Saxophonist Mindi Abair has taken a temporary break from her usual "smooth jazz" regimen to explore the golden age of R&B on her new CD, In Hi-Fi Stereo. The album is funkier and more soulful than anything Mindi has ever recorded.
Remember spinning records on an old hi-fi stereo and watching the needle sway back and forth in the grooves of the vinyl? Or, reading the liner notes printed on the back of album jackets while drum beats vibrated through the speaker's wiry mesh covers. Those long ago but not forgotten moments were the inspiration for Mindi Abair's quest to capture the glory days of funk and soul.
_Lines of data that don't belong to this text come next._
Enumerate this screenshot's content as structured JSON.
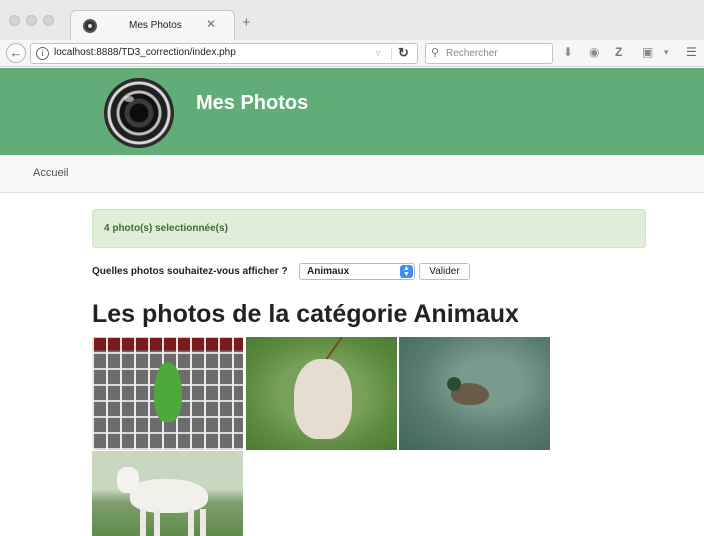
{
  "browser": {
    "tab_title": "Mes Photos",
    "tab_close": "✕",
    "new_tab": "+",
    "url": "localhost:8888/TD3_correction/index.php",
    "search_placeholder": "Rechercher",
    "icons": [
      "back-arrow-icon",
      "info-icon",
      "reload-icon",
      "search-icon",
      "download-icon",
      "pocket-icon",
      "zotero-icon",
      "reader-icon",
      "menu-icon"
    ]
  },
  "header": {
    "title": "Mes Photos",
    "logo_icon": "camera-lens-logo"
  },
  "nav": {
    "home_label": "Accueil"
  },
  "alert": {
    "text": "4 photo(s) selectionnée(s)",
    "color": "#e0eed9"
  },
  "filter_form": {
    "label": "Quelles photos souhaitez-vous afficher ?",
    "selected_category": "Animaux",
    "submit_label": "Valider"
  },
  "gallery": {
    "heading": "Les photos de la catégorie Animaux",
    "photos": [
      "parrot",
      "dog",
      "duck",
      "goat"
    ]
  },
  "colors": {
    "header_bg": "#62ad77",
    "select_arrow": "#3d8ff6"
  }
}
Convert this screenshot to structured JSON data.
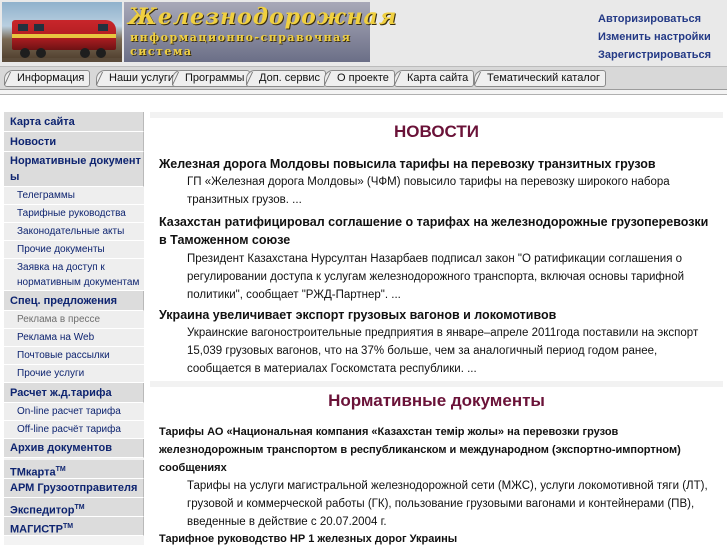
{
  "header": {
    "logo_title": "Железнодорожная",
    "logo_line2": "информационно-справочная",
    "logo_line3": "система",
    "user_links": [
      "Авторизироваться",
      "Изменить настройки",
      "Зарегистрироваться"
    ]
  },
  "topnav": {
    "items": [
      "Информация",
      "Наши услуги",
      "Программы",
      "Доп. сервис",
      "О проекте",
      "Карта сайта",
      "Тематический каталог"
    ]
  },
  "sidebar": {
    "site_map": "Карта сайта",
    "news": "Новости",
    "norm_docs_1": "Нормативные документ",
    "norm_docs_2": "ы",
    "norm_subs": [
      "Телеграммы",
      "Тарифные руководства",
      "Законодательные акты",
      "Прочие документы"
    ],
    "access_request_1": "Заявка на доступ к",
    "access_request_2": "нормативным документам",
    "special_offers": "Спец. предложения",
    "offer_subs": [
      "Реклама в прессе",
      "Реклама на Web",
      "Почтовые рассылки",
      "Прочие услуги"
    ],
    "tariff_calc": "Расчет ж.д.тарифа",
    "tariff_subs": [
      "On-line расчет тарифа",
      "Off-line расчёт тарифа"
    ],
    "docs_archive": "Архив документов",
    "tm_map": "ТМкарта",
    "arm": "АРМ Грузоотправителя",
    "forwarder": "Экспедитор",
    "magistr": "МАГИСТР",
    "tm": "TM"
  },
  "news": {
    "title": "НОВОСТИ",
    "items": [
      {
        "headline": "Железная дорога Молдовы повысила тарифы на перевозку транзитных грузов",
        "text": "ГП «Железная дорога Молдовы» (ЧФМ) повысило тарифы на перевозку широкого набора транзитных грузов. ..."
      },
      {
        "headline": "Казахстан ратифицировал соглашение о тарифах на железнодорожные грузоперевозки в Таможенном союзе",
        "text": "Президент Казахстана Нурсултан Назарбаев подписал закон \"О ратификации соглашения о регулировании доступа к услугам железнодорожного транспорта, включая основы тарифной политики\", сообщает \"РЖД-Партнер\". ..."
      },
      {
        "headline": "Украина увеличивает экспорт грузовых вагонов и локомотивов",
        "text": "Украинские вагоностроительные предприятия в январе–апреле 2011года поставили на экспорт 15,039 грузовых вагонов, что на 37% больше, чем за аналогичный период годом ранее, сообщается в материалах Госкомстата республики. ..."
      }
    ]
  },
  "docs": {
    "title": "Нормативные документы",
    "items": [
      {
        "headline": "Тарифы АО «Национальная компания «Казахстан темір жолы» на перевозки грузов железнодорожным транспортом в республиканском и международном (экспортно-импортном) сообщениях",
        "text": "Тарифы на услуги магистральной железнодорожной сети (МЖС), услуги локомотивной тяги (ЛТ), грузовой и коммерческой работы (ГК), пользование грузовыми вагонами и контейнерами (ПВ), введенные в действие с 20.07.2004 г."
      },
      {
        "headline": "Тарифное руководство НР 1 железных дорог Украины"
      }
    ]
  },
  "colors": {
    "accent_link": "#243a86",
    "sidebar_link": "#0e2470",
    "section_title": "#6a1238"
  }
}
Born in St. Petersburg, Florida, Mindi inherited her musical skills from her father, a saxophonist and keyboard player in a '70s R&B band. "Between watching my father onstage and spending time with my grandmother who was an opera singer, music was always around me," she says.
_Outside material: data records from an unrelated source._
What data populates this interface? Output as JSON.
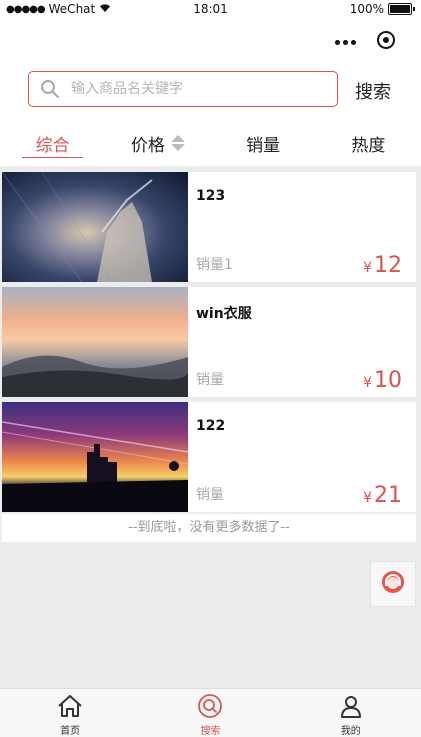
{
  "status_bar": {
    "carrier": "WeChat",
    "time": "18:01",
    "battery": "100%"
  },
  "search": {
    "placeholder": "输入商品名关键字",
    "button_label": "搜索"
  },
  "tabs": [
    {
      "label": "综合",
      "active": true
    },
    {
      "label": "价格",
      "active": false
    },
    {
      "label": "销量",
      "active": false
    },
    {
      "label": "热度",
      "active": false
    }
  ],
  "products": [
    {
      "title": "123",
      "sales": "销量1",
      "currency": "¥",
      "price": "12"
    },
    {
      "title": "win衣服",
      "sales": "销量",
      "currency": "¥",
      "price": "10"
    },
    {
      "title": "122",
      "sales": "销量",
      "currency": "¥",
      "price": "21"
    }
  ],
  "end_note": "--到底啦，没有更多数据了--",
  "tab_bar": [
    {
      "label": "首页",
      "icon": "home-icon",
      "active": false
    },
    {
      "label": "搜索",
      "icon": "search-icon",
      "active": true
    },
    {
      "label": "我的",
      "icon": "user-icon",
      "active": false
    }
  ],
  "colors": {
    "accent": "#d9534f",
    "page_background": "#ececec",
    "muted_text": "#aaaaaa"
  }
}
Mindi first learned to play piano at age five, but switched to alto sax a few years later. Mindi's success in her high school marching band led to more serious training at the Berklee College of Music in Boston, where she earned a degree in woodwind performance.
Mindi relocated to Southern California and became a fixture on tours with Duran Duran, The Backstreet Boys and Mandy Moore. Her move into jazz came in 2003 with her first major label solo release, "It Just Happens That Way."
For In Hi-Fi Stereo, Mindi admits that listening to the music of soul icons James Brown, Al Green, Junior Walker, and Archie Bell and The Drells gave her the idea to add funk and soul to her signature pop-jazz style. The outcome, she says, "is a fun, feel-good record inspired by some of those great sounds and grooves from that period."
Mindi composed all but two of the songs on the album, including a tune she describes as "a mix of old Motown and classic Ramsey Lewis", "All Star."